Data about app and page elements:
★ ★ ★ ★ ★
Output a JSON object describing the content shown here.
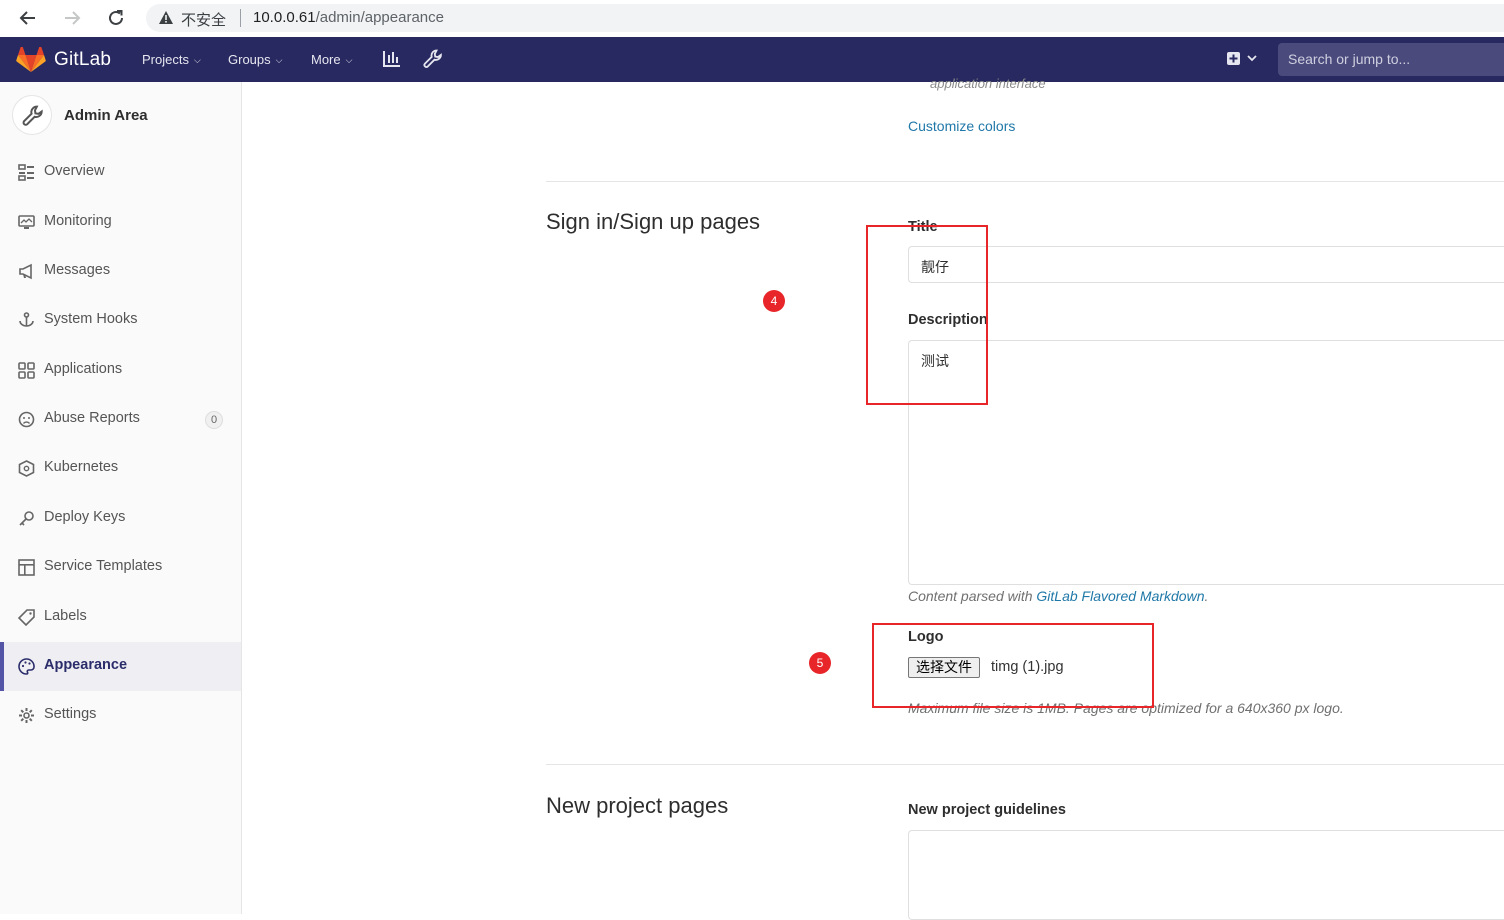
{
  "browser": {
    "security_label": "不安全",
    "url_host": "10.0.0.61",
    "url_path": "/admin/appearance"
  },
  "navbar": {
    "brand": "GitLab",
    "items": [
      {
        "label": "Projects"
      },
      {
        "label": "Groups"
      },
      {
        "label": "More"
      }
    ],
    "search_placeholder": "Search or jump to..."
  },
  "sidebar": {
    "title": "Admin Area",
    "items": [
      {
        "label": "Overview",
        "icon": "overview-icon"
      },
      {
        "label": "Monitoring",
        "icon": "monitor-icon"
      },
      {
        "label": "Messages",
        "icon": "megaphone-icon"
      },
      {
        "label": "System Hooks",
        "icon": "hook-icon"
      },
      {
        "label": "Applications",
        "icon": "applications-icon"
      },
      {
        "label": "Abuse Reports",
        "icon": "abuse-icon",
        "badge": "0"
      },
      {
        "label": "Kubernetes",
        "icon": "kubernetes-icon"
      },
      {
        "label": "Deploy Keys",
        "icon": "key-icon"
      },
      {
        "label": "Service Templates",
        "icon": "template-icon"
      },
      {
        "label": "Labels",
        "icon": "label-icon"
      },
      {
        "label": "Appearance",
        "icon": "palette-icon",
        "active": true
      },
      {
        "label": "Settings",
        "icon": "gear-icon"
      }
    ]
  },
  "content": {
    "faint_text": "application interface",
    "customize_link": "Customize colors",
    "signin": {
      "section_title": "Sign in/Sign up pages",
      "title_label": "Title",
      "title_value": "靓仔",
      "description_label": "Description",
      "description_value": "测试",
      "markdown_help_prefix": "Content parsed with ",
      "markdown_help_link": "GitLab Flavored Markdown",
      "markdown_help_suffix": ".",
      "logo_label": "Logo",
      "file_button": "选择文件",
      "file_name": "timg (1).jpg",
      "logo_help": "Maximum file size is 1MB. Pages are optimized for a 640x360 px logo."
    },
    "new_project": {
      "section_title": "New project pages",
      "guidelines_label": "New project guidelines"
    }
  },
  "annotations": {
    "badge_4": "4",
    "badge_5": "5",
    "color": "#e8262a"
  }
}
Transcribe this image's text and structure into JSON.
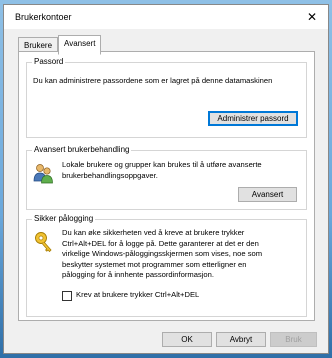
{
  "window": {
    "title": "Brukerkontoer",
    "close_glyph": "✕"
  },
  "tabs": [
    {
      "label": "Brukere",
      "active": false
    },
    {
      "label": "Avansert",
      "active": true
    }
  ],
  "password_section": {
    "label": "Passord",
    "description": "Du kan administrere passordene som er lagret på denne datamaskinen",
    "button": "Administrer passord"
  },
  "advanced_section": {
    "label": "Avansert brukerbehandling",
    "description_line1": "Lokale brukere og grupper kan brukes til å utføre avanserte",
    "description_line2": "brukerbehandlingsoppgaver.",
    "button": "Avansert",
    "icon": "users-group-icon"
  },
  "secure_logon_section": {
    "label": "Sikker pålogging",
    "line1": "Du kan øke sikkerheten ved å kreve at brukere trykker",
    "line2": "Ctrl+Alt+DEL for å logge på. Dette garanterer at det er den",
    "line3": "virkelige Windows-påloggingsskjermen som vises, noe som",
    "line4": "beskytter systemet mot programmer som etterligner en",
    "line5": "pålogging for å innhente passordinformasjon.",
    "checkbox_label": "Krev at brukere trykker Ctrl+Alt+DEL",
    "checkbox_checked": false,
    "icon": "key-icon"
  },
  "footer": {
    "ok": "OK",
    "cancel": "Avbryt",
    "apply": "Bruk"
  }
}
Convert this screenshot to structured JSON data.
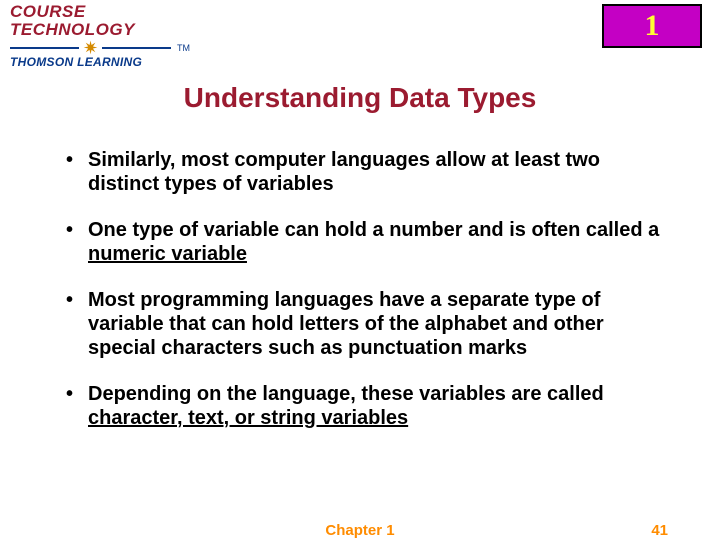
{
  "logo": {
    "line1": "COURSE",
    "line2": "TECHNOLOGY",
    "tm": "TM",
    "sub": "THOMSON LEARNING"
  },
  "chapter_badge": "1",
  "title": "Understanding Data Types",
  "bullets": [
    {
      "pre": "Similarly, most computer languages allow at least two distinct types of variables",
      "u": "",
      "post": ""
    },
    {
      "pre": "One type of variable can hold a number and is often called a ",
      "u": "numeric variable",
      "post": ""
    },
    {
      "pre": "Most programming languages have a separate type of variable that can hold letters of the alphabet and other special characters such as punctuation marks",
      "u": "",
      "post": ""
    },
    {
      "pre": "Depending on the language, these variables are called ",
      "u": "character, text, or string variables",
      "post": ""
    }
  ],
  "footer": {
    "chapter": "Chapter 1",
    "page": "41"
  }
}
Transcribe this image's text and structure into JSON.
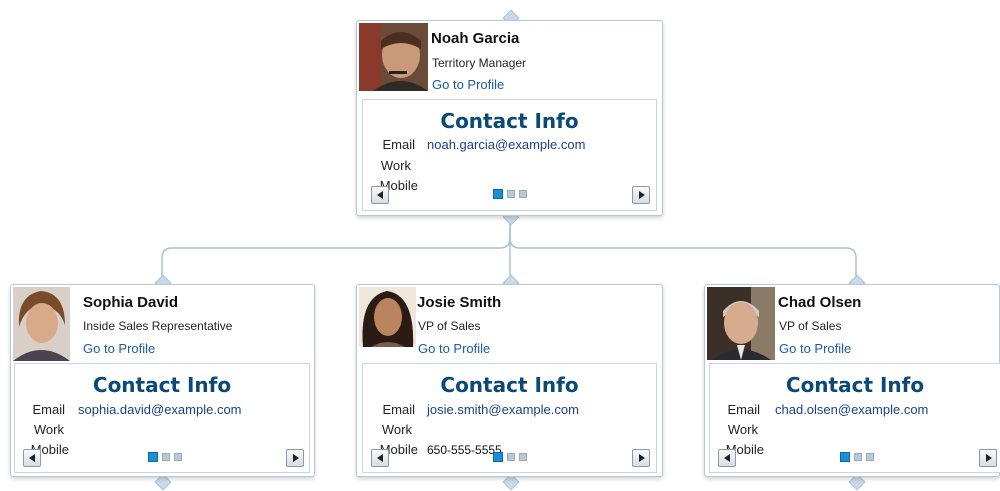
{
  "contact_section_title": "Contact Info",
  "field_labels": {
    "email": "Email",
    "work": "Work",
    "mobile": "Mobile"
  },
  "colors": {
    "accent": "#0b4a78",
    "link": "#1d5aa8",
    "border": "#b4c9da",
    "active_dot": "#1a8fd6",
    "connector": "#a9c1d6"
  },
  "employees": [
    {
      "name": "Noah Garcia",
      "title": "Territory Manager",
      "link": "Go to Profile",
      "email": "noah.garcia@example.com",
      "work": "",
      "mobile": "",
      "page_dots": 3,
      "active_dot": 1
    },
    {
      "name": "Sophia David",
      "title": "Inside Sales Representative",
      "link": "Go to Profile",
      "email": "sophia.david@example.com",
      "work": "",
      "mobile": "",
      "page_dots": 3,
      "active_dot": 1
    },
    {
      "name": "Josie Smith",
      "title": "VP of Sales",
      "link": "Go to Profile",
      "email": "josie.smith@example.com",
      "work": "",
      "mobile": "650-555-5555",
      "page_dots": 3,
      "active_dot": 1
    },
    {
      "name": "Chad Olsen",
      "title": "VP of Sales",
      "link": "Go to Profile",
      "email": "chad.olsen@example.com",
      "work": "",
      "mobile": "",
      "page_dots": 3,
      "active_dot": 1
    }
  ]
}
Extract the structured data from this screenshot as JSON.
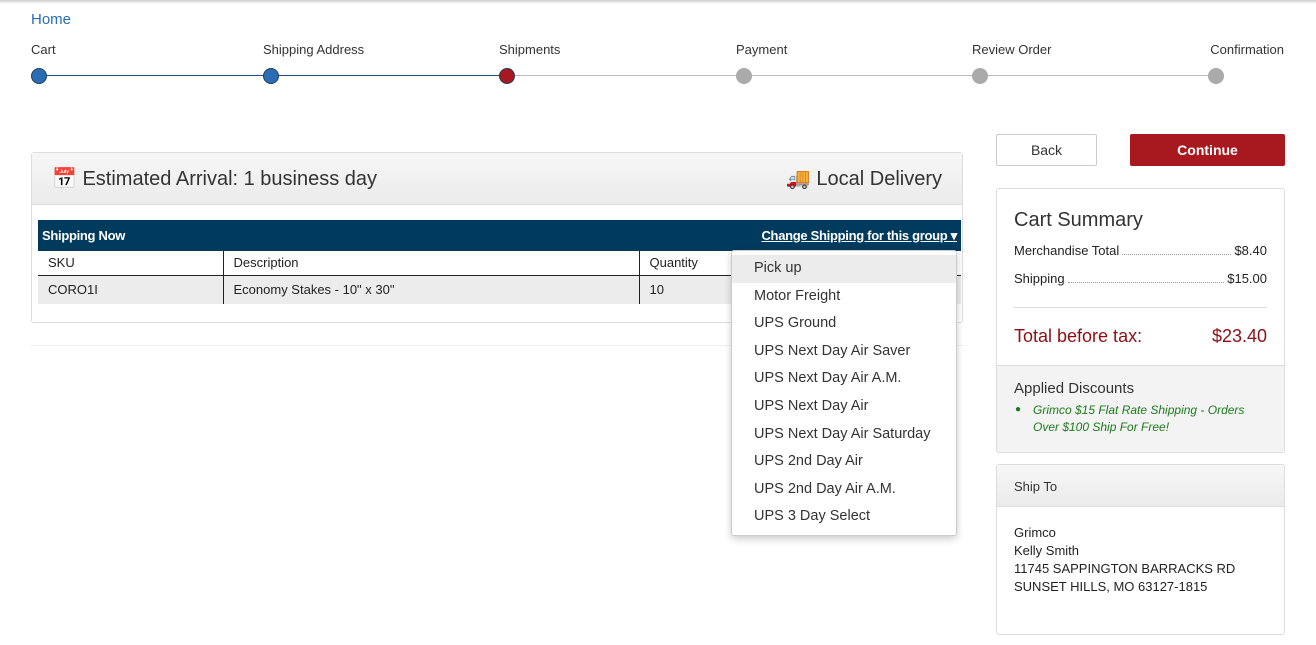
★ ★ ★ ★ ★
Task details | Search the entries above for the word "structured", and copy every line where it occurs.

Solution |
Convert this screenshot to structured JSON data.
Extract the structured data from this screenshot as JSON.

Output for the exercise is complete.